*Exercise directions*
Would you print all of the entries word for word?

(Stored data)
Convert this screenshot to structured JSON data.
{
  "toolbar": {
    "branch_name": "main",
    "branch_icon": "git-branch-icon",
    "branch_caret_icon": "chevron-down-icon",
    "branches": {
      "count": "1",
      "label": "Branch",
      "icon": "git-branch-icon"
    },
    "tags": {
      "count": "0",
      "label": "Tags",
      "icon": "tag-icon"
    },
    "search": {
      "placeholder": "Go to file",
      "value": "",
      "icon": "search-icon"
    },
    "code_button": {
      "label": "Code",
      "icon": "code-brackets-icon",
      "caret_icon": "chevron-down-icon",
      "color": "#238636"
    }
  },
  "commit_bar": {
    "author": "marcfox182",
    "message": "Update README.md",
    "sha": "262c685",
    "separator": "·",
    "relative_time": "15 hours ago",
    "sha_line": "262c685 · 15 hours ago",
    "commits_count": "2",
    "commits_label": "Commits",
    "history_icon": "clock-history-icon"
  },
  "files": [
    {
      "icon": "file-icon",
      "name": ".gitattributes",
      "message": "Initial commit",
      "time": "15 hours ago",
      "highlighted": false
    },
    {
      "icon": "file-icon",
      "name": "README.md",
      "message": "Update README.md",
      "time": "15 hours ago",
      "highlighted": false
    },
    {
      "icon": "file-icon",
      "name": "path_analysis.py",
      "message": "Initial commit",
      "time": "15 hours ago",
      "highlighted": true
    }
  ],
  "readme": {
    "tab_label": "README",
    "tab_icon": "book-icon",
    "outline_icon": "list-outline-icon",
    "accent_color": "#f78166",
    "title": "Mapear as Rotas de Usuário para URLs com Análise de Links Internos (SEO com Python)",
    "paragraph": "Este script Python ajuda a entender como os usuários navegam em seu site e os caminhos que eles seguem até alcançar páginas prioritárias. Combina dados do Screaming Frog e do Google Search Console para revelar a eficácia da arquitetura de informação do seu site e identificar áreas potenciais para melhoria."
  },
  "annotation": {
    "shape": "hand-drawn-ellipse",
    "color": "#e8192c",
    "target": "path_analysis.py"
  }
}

*Final answer*
Convert this screenshot to structured JSON data.
{
  "toolbar": {
    "branch_name": "main",
    "branch_icon": "git-branch-icon",
    "branch_caret_icon": "chevron-down-icon",
    "branches": {
      "count": "1",
      "label": "Branch",
      "icon": "git-branch-icon"
    },
    "tags": {
      "count": "0",
      "label": "Tags",
      "icon": "tag-icon"
    },
    "search": {
      "placeholder": "Go to file",
      "value": "",
      "icon": "search-icon"
    },
    "code_button": {
      "label": "Code",
      "icon": "code-brackets-icon",
      "caret_icon": "chevron-down-icon",
      "color": "#238636"
    }
  },
  "commit_bar": {
    "author": "marcfox182",
    "message": "Update README.md",
    "sha": "262c685",
    "separator": "·",
    "relative_time": "15 hours ago",
    "sha_line": "262c685 · 15 hours ago",
    "commits_count": "2",
    "commits_label": "Commits",
    "history_icon": "clock-history-icon"
  },
  "files": [
    {
      "icon": "file-icon",
      "name": ".gitattributes",
      "message": "Initial commit",
      "time": "15 hours ago",
      "highlighted": false
    },
    {
      "icon": "file-icon",
      "name": "README.md",
      "message": "Update README.md",
      "time": "15 hours ago",
      "highlighted": false
    },
    {
      "icon": "file-icon",
      "name": "path_analysis.py",
      "message": "Initial commit",
      "time": "15 hours ago",
      "highlighted": true
    }
  ],
  "readme": {
    "tab_label": "README",
    "tab_icon": "book-icon",
    "outline_icon": "list-outline-icon",
    "accent_color": "#f78166",
    "title": "Mapear as Rotas de Usuário para URLs com Análise de Links Internos (SEO com Python)",
    "paragraph": "Este script Python ajuda a entender como os usuários navegam em seu site e os caminhos que eles seguem até alcançar páginas prioritárias. Combina dados do Screaming Frog e do Google Search Console para revelar a eficácia da arquitetura de informação do seu site e identificar áreas potenciais para melhoria."
  },
  "annotation": {
    "shape": "hand-drawn-ellipse",
    "color": "#e8192c",
    "target": "path_analysis.py"
  }
}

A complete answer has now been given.